Diplomats in Brussels told Asia Times that the EU is already devising a complex mechanism to protect European companies doing business in Iran. This is something that has been discussed between Iranian and the EU3 diplomats.
Yet in the event the EU3 capitulates, even with support from Russia and China, the JCPOA will be effectively over with unpredictable consequences. These would include Iran’s possible exit from the Nuclear Non-Proliferation Treaty.
On the crucial oil front, Gulf traders told Asia Times that even with new US sanctions, and the possibility of crude being priced way beyond the current US$70-a-barrel, up to 1 million barrels a day of Iranian oil would simply disappear from global markets.
If the EU, which imports 5% of its oil from Iran, buckles under too much pressure, these exports will be relocated to Asian customers such as China, India, Japan and South Korea.
The US decision has also cast a shadow over the upcoming US-North Korea summit. The perception in Pyongyang – not to mention Beijing and Moscow – will be inevitable – the US can not be trusted.
For all its faults, the JCPOA remains a complex, painstakingly designed multilateral agreement, which took 12 years of diplomacy to broker, and was sanctioned by the UN.
The geopolitical consequences are massive. To start with, strategically, Washington is isolated. The only actors applauding the decision to rip up the deal are Israeli Prime Minister Benjamin Netanyahu and Saudi Arabia’s Crown Prince Mohammed bin Salman.
As Iran is a key hub of the ongoing Eurasia integration process, the trade-investment partnership with both Moscow and Beijing will be even stronger as Asia Times has reported.
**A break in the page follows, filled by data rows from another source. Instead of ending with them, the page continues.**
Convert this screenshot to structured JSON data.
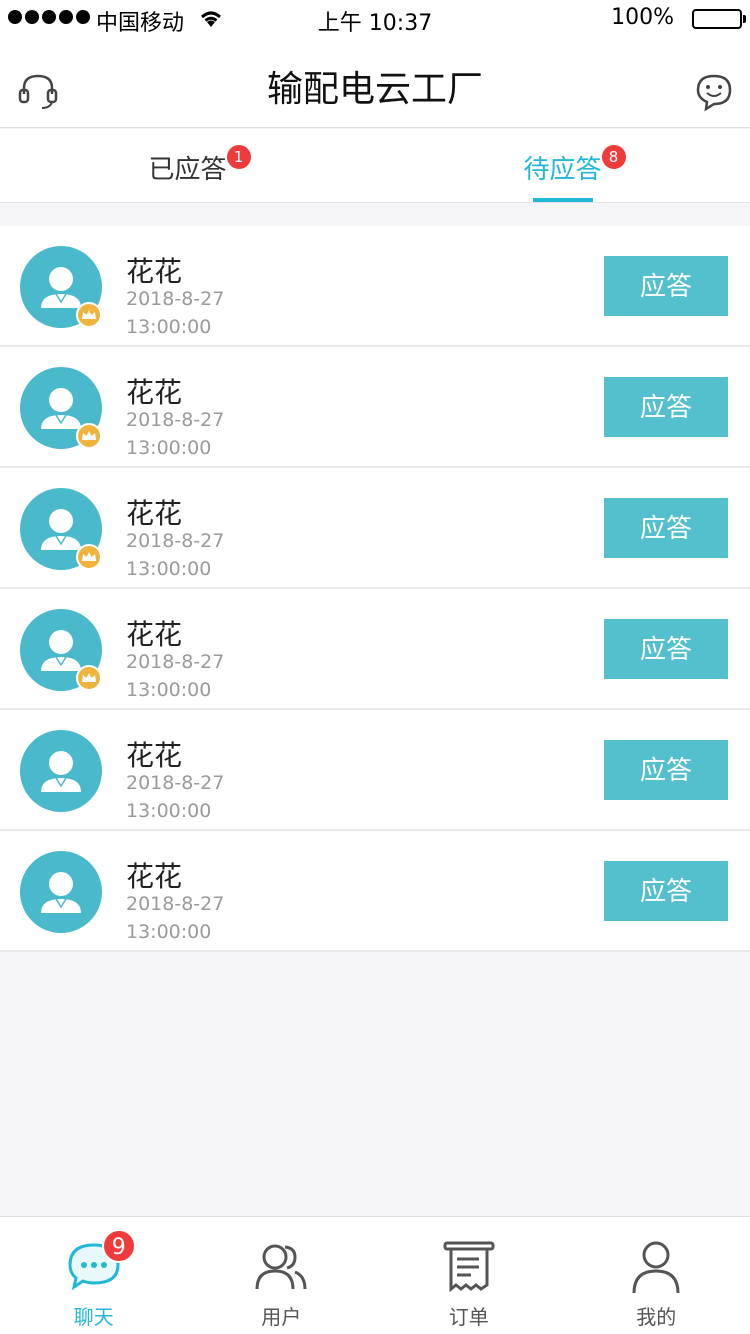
{
  "status_bar": {
    "carrier": "中国移动",
    "time": "上午 10:37",
    "battery": "100%"
  },
  "nav": {
    "title": "输配电云工厂",
    "left_icon": "headset-icon",
    "right_icon": "chat-bubble-icon"
  },
  "tabs": [
    {
      "label": "已应答",
      "badge": "1",
      "active": false
    },
    {
      "label": "待应答",
      "badge": "8",
      "active": true
    }
  ],
  "list": {
    "items": [
      {
        "name": "花花",
        "date": "2018-8-27",
        "time": "13:00:00",
        "button": "应答",
        "crown": true
      },
      {
        "name": "花花",
        "date": "2018-8-27",
        "time": "13:00:00",
        "button": "应答",
        "crown": true
      },
      {
        "name": "花花",
        "date": "2018-8-27",
        "time": "13:00:00",
        "button": "应答",
        "crown": true
      },
      {
        "name": "花花",
        "date": "2018-8-27",
        "time": "13:00:00",
        "button": "应答",
        "crown": true
      },
      {
        "name": "花花",
        "date": "2018-8-27",
        "time": "13:00:00",
        "button": "应答",
        "crown": false
      },
      {
        "name": "花花",
        "date": "2018-8-27",
        "time": "13:00:00",
        "button": "应答",
        "crown": false
      }
    ]
  },
  "tab_bar": [
    {
      "label": "聊天",
      "icon": "chat-icon",
      "badge": "9",
      "active": true
    },
    {
      "label": "用户",
      "icon": "users-icon",
      "badge": "",
      "active": false
    },
    {
      "label": "订单",
      "icon": "receipt-icon",
      "badge": "",
      "active": false
    },
    {
      "label": "我的",
      "icon": "person-icon",
      "badge": "",
      "active": false
    }
  ],
  "colors": {
    "accent": "#21b8d8",
    "button": "#54bfcd",
    "badge": "#ef3b3b",
    "crown": "#f0b43c"
  }
}
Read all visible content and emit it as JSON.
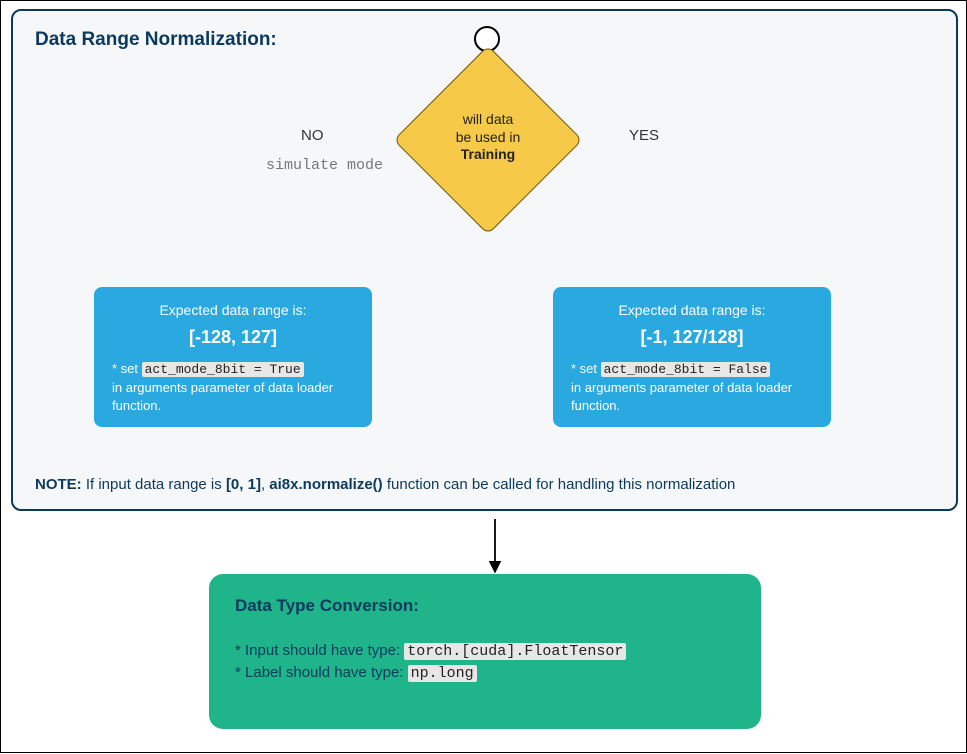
{
  "title": "Data Range Normalization:",
  "decision": {
    "line1": "will data",
    "line2": "be used in",
    "line3": "Training"
  },
  "branches": {
    "no": "NO",
    "yes": "YES",
    "simulate": "simulate mode"
  },
  "left_box": {
    "expected": "Expected data range is:",
    "range": "[-128, 127]",
    "set_prefix": "* set ",
    "code": "act_mode_8bit = True",
    "tail": "in arguments parameter of data loader function."
  },
  "right_box": {
    "expected": "Expected data range is:",
    "range": "[-1, 127/128]",
    "set_prefix": "* set ",
    "code": "act_mode_8bit = False",
    "tail": "in arguments parameter of data loader function."
  },
  "note": {
    "prefix": "NOTE:",
    "mid1": " If input data range is ",
    "bold_range": "[0, 1]",
    "mid2": ", ",
    "bold_fn": "ai8x.normalize()",
    "tail": " function can be called for handling this normalization"
  },
  "green": {
    "header": "Data Type Conversion:",
    "input_label": "* Input should have type: ",
    "input_code": "torch.[cuda].FloatTensor",
    "label_label": "* Label should have type: ",
    "label_code": "np.long"
  }
}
On the military front, nothing will prevent Russia from supplying Iran with S-400 missile systems or China with its “carrier-killers.”
The JCPOA was a dizzyingly complex technical undertaking. In parallel, it is no secret the US establishment never got over the 1979 Islamic revolution. The privileged roadmap in the Beltway remains regime change.
The real US objective – way beyond the JCPOA’s technicalities – was always geopolitical. And that meant stopping to Iran from becoming the leading power in Southwest Asia.
That still applies as seen by the United States Central Command’s recent drive “to neutralize, counterbalance and shape the destabilizing impact Iran has across the region…” Or, in Trump terminology, to curtail Iran’s “malign activities.”
CENTCOM commander, Gen. Joseph Votel, went straight to the heart of the matter when he told the US House Armed Services Committee in February that “both Russia and China are cultivating multidimensional ties to Iran … Lifting UN sanctions under the joint comprehensive plan of action opens [the] path for Iran to resume application to the Shanghai Cooperation Organization.”
In a nutshell, this betrays the entire project which is to thwart the Eurasia integration process, which features Russia and China as peer competitors aligning with Iran along the New Silk Roads.
Predictably, we are back to the late Dr. Zbigniew Brzezinski’s book, The Grand Chessboard.
“…Potentially the most dangerous scenario would be an ‘anti-hegemonic’ coalition united not by ideology but by complementary grievances… a grand coalition of China, Russia, perhaps Iran… reminiscent in scale and scope of the challenge posed by the Sino-Soviet bloc, though this time, China would likely be the leader and Russia the follower,” he wrote. “Averting this contingency… will require US geostrategic skill on the western, eastern, and southern perimeters of Eurasia simultaneously.”
So, Trump has reshuffled the Grand Chessboard. Persians, though, happen to know a thing or two about chess.